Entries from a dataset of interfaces
[Start of section]

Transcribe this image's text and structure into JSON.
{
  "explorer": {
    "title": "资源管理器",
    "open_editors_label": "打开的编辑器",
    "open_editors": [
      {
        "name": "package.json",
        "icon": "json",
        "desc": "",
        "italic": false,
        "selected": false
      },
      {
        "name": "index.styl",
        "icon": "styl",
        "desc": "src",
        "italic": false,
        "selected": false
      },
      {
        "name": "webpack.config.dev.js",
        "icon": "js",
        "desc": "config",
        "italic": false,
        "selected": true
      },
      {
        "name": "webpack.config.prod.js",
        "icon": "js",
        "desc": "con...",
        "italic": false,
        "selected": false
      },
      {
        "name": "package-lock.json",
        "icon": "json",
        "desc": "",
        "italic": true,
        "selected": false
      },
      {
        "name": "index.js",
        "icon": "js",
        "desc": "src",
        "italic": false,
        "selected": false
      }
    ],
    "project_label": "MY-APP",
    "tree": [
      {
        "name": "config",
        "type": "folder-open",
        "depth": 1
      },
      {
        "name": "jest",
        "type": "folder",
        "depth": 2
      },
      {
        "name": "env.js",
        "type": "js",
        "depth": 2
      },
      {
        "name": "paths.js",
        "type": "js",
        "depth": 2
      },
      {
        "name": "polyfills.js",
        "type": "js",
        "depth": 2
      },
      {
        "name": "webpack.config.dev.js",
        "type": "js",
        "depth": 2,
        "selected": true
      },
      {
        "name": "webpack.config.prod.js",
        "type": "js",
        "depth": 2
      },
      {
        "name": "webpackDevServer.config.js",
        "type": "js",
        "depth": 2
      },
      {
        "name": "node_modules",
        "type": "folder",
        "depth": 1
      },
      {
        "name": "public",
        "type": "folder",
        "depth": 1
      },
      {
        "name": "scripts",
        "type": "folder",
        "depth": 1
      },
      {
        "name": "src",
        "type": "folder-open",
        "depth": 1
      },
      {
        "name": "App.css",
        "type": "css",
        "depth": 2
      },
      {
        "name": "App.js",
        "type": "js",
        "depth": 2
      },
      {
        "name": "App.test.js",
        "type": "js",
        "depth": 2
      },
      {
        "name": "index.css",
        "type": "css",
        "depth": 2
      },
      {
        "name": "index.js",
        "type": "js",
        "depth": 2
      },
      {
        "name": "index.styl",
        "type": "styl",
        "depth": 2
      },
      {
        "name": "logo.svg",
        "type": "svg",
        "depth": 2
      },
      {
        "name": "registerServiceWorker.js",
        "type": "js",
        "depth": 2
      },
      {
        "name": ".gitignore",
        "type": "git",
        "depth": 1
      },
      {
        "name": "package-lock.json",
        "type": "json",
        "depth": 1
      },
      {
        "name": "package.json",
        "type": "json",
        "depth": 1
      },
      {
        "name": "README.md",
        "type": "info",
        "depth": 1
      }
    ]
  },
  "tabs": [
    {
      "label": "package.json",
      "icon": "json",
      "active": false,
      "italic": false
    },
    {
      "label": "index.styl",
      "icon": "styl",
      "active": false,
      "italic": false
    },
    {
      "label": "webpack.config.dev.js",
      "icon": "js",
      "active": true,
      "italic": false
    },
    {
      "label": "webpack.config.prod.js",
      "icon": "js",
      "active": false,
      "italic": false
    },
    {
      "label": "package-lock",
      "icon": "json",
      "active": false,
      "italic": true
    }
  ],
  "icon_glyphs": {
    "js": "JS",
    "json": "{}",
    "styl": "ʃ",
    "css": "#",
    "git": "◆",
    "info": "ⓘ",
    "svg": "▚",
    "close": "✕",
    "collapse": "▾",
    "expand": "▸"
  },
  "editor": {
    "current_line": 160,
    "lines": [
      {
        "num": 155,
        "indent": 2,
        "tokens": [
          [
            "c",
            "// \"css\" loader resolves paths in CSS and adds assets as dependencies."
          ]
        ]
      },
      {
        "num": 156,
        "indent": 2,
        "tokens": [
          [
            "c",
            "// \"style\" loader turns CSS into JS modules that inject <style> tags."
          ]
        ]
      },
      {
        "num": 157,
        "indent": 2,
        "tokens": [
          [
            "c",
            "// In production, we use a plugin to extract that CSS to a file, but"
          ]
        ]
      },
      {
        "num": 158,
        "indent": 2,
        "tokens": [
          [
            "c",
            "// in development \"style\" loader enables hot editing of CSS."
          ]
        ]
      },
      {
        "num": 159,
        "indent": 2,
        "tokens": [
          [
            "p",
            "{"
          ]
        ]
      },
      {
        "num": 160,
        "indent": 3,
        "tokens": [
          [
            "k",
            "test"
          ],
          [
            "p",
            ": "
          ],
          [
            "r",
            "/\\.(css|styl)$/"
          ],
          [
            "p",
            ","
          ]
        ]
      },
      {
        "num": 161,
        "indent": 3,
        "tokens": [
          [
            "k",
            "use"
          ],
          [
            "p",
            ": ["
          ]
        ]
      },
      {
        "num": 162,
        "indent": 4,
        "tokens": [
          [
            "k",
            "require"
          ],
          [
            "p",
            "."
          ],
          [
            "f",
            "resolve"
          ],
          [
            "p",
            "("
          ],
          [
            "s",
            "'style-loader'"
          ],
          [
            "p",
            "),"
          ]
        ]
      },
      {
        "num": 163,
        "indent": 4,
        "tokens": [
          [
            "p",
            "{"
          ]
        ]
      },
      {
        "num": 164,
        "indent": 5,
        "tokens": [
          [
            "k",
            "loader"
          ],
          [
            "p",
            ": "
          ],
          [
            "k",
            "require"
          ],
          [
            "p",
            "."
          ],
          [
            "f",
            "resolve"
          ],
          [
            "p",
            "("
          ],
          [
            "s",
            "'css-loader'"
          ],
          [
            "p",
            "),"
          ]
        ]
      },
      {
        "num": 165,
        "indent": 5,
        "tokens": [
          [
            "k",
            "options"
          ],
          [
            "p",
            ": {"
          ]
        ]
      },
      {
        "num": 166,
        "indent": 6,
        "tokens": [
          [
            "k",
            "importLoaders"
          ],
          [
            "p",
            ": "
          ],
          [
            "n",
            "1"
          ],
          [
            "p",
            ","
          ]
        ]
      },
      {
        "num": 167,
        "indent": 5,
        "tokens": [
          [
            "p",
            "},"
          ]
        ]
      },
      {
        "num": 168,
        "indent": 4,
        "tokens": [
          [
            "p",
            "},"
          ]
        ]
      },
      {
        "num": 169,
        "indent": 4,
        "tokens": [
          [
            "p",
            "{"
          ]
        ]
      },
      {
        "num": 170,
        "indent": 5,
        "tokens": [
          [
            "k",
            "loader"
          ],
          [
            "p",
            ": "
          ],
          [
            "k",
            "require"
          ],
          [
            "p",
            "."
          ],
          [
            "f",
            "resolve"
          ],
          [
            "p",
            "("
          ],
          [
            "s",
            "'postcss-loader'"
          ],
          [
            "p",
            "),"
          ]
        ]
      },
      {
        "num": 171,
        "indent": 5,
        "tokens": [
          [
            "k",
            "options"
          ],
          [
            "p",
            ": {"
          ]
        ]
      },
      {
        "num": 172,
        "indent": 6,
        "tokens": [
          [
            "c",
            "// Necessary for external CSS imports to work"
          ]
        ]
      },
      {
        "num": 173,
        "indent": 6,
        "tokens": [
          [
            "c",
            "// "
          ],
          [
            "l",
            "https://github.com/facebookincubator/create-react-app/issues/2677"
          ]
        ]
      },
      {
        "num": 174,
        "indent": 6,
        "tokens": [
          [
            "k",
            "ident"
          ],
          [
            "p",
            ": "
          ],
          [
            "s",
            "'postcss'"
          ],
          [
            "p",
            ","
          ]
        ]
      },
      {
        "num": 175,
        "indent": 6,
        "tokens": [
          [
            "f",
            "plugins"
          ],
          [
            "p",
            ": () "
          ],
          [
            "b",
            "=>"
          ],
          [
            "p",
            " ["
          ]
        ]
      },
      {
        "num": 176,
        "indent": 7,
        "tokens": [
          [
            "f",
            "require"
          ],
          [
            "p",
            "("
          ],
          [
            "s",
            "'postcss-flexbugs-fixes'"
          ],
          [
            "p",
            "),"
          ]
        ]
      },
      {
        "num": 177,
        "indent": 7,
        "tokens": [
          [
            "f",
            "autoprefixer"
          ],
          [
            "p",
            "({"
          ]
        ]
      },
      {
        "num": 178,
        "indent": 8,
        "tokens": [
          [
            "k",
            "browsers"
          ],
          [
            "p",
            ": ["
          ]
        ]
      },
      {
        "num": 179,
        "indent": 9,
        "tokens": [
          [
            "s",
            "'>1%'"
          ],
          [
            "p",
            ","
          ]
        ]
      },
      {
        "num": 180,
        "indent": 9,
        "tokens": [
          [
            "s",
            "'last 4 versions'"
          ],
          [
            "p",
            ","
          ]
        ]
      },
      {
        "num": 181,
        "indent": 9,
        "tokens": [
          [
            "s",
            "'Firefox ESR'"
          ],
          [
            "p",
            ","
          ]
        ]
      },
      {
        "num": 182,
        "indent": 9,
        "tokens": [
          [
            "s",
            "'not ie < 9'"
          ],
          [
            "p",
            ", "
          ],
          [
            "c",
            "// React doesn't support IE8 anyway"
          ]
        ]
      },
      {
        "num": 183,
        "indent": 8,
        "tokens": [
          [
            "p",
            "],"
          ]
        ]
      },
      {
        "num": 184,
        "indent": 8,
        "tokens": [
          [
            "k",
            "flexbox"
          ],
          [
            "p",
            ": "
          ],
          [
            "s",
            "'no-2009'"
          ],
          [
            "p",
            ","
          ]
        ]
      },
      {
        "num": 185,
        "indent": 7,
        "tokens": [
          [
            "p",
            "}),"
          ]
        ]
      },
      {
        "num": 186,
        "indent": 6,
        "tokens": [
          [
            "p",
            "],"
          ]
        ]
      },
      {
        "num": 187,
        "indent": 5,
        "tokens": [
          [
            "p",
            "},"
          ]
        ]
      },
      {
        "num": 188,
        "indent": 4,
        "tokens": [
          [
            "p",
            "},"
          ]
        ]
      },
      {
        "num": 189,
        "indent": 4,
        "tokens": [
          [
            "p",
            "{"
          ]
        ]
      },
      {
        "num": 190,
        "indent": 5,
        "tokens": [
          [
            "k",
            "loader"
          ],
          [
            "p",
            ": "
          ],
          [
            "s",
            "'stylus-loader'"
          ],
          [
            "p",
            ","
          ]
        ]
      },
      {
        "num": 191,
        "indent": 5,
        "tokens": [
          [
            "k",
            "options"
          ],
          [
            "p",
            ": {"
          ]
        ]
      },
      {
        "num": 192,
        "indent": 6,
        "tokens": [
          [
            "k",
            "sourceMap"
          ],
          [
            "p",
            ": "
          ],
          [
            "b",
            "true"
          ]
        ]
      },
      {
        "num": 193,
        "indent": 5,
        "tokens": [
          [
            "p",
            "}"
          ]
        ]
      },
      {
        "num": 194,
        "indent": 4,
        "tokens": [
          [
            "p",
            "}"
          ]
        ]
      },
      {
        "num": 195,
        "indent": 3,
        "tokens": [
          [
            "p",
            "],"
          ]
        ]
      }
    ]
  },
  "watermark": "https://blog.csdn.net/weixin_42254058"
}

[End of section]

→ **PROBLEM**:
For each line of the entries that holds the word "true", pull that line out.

→ **OUTPUT OF THE EXERCISE**:
        "selected": true
        "italic": true,
        "selected": true
      "active": true,
      "italic": true
            "true"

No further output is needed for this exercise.